Ideally, income seekers want the highest yield possible with the least risk imaginable. In the real world, risk and yields tend to be correlated. Thankfully, dividend investors can buy into the ultra-high-yield Annaly Capital Management (NLY 2.15%) with confidence.
Annaly is a mortgage real estate investment trust (REIT). That's a fancy way of saying that Annaly buys assets that generate a long-term yield, such as mortgage-backed securities (MBS), and it borrows money at lower short-term rates to lever up when buying these assets. The difference between the yield it receives from its MBSs and its borrowing rate is known as its net interest margin (NIM). When the yield curve steepens during the first couple of years of an economic recovery, the NIM for mortgage REITs expands.
Something else about Annaly Capital Management that'll calm nerves is its asset mix. The company almost exclusively buys agency-backed MBSs and securities. This means they're backed by the federal government in the event of default. As you might imagine, this added protection means lower yields for agency assets compared to non-agency securities. However, the protection allocated to agency assets allows Annaly to use leverage to its advantage. This is why its 10%-plus yield looks safe for years to come.
AT&T: 7.2% yield
Another top-tier dividend stock that can be safely bought by income seekers during a market crash is telecom giant AT&T (T -0.14%). Though AT&T is lugging around quite a bit of debt, a recent deal to sell a minority stake in DirecTV, coupled with other cost-cutting and non-core asset sales, will help lower its debt and lock in its 7%-plus dividend yield as safe.
There's no denying that AT&T's best growth days are in the rearview mirror. Still, it should receive a healthy shot in the arm of organic growth thanks to ongoing wireless infrastructure upgrades. It's been a decade since wireless download speeds were last upgraded. With AT&T shifting its focus to 5G, you can bet that enterprise and retail customers will be clamoring to upgrade their devices over the coming years. Since data is the high-margin driver of AT&T's wireless segment, a steady uptick in cash flow should be expected.
AT&T is also stomping on the gas pedal when it comes to streaming services. Despite a tempered launch from HBO Max in late May 2020, subscribership has picked up in a big way in recent months. In particular, subsidiary WarnerMedia is planning to release its newest films on HBO Max in 2021 the same day they're slated to hit movie theaters. That could be a dangling carrot that millions of streamers won't be able to ignore.
Broadcom: 3.2% yield
Finally, tech stock Broadcom (AVGO) is one of the best dividend stocks investors can buy during a market crash. Don't let its 3.2% yield fool you: This is a company that's increased its quarterly payout by over 5,000% in a decade!

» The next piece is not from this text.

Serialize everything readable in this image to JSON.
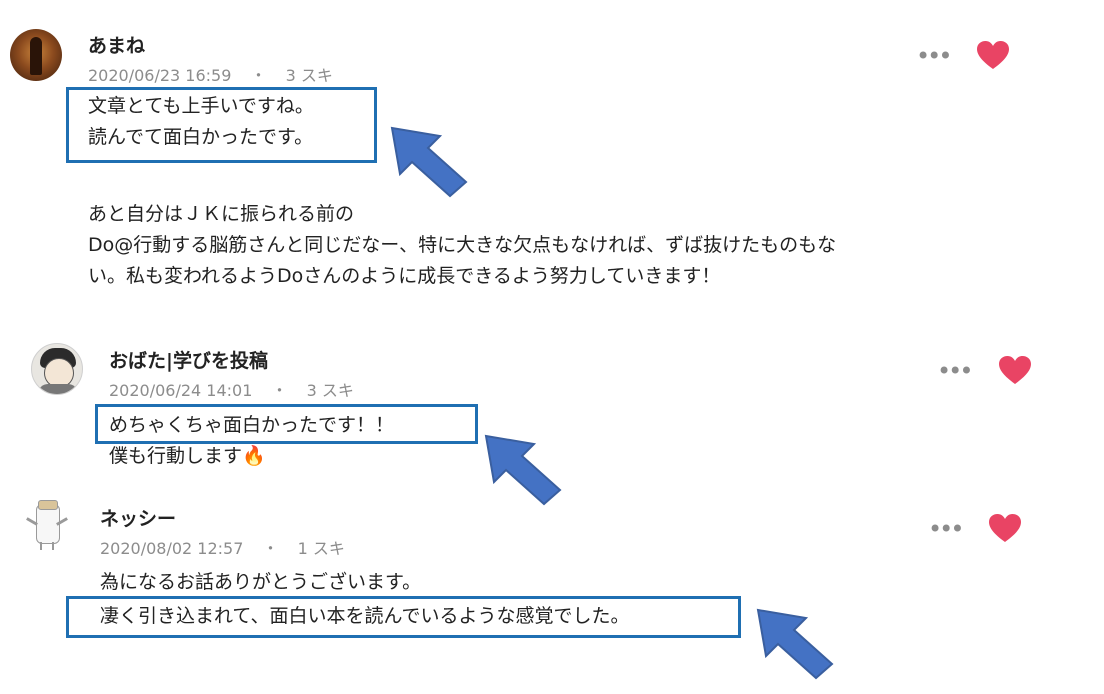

As some of you may already know, Broadcom is a semiconductor solutions company that generates a significant portion of its income from smartphones. The 5G boom is going to be big news for Broadcom, which supplies wireless chips and other accessories used in smartphones. Since this upgrade cycle will last years, Broadcom's solutions should lead to consistent mid-to-high single digit annual sales growth. According to reports, customers have already ordered 90% of Broadcom's chip supply for 2021.
Broadcom is also a key player in data centers. Before COVID-19, we were witnessing businesses big and small pushing online and into the cloud. The pandemic has simply taken this existing shift and expedited it. That's only going to increase demand for Broadcom's connectivity and access chips.
Any dip in Broadcom during a market correction or crash is an opportunity for income investors to do some shopping.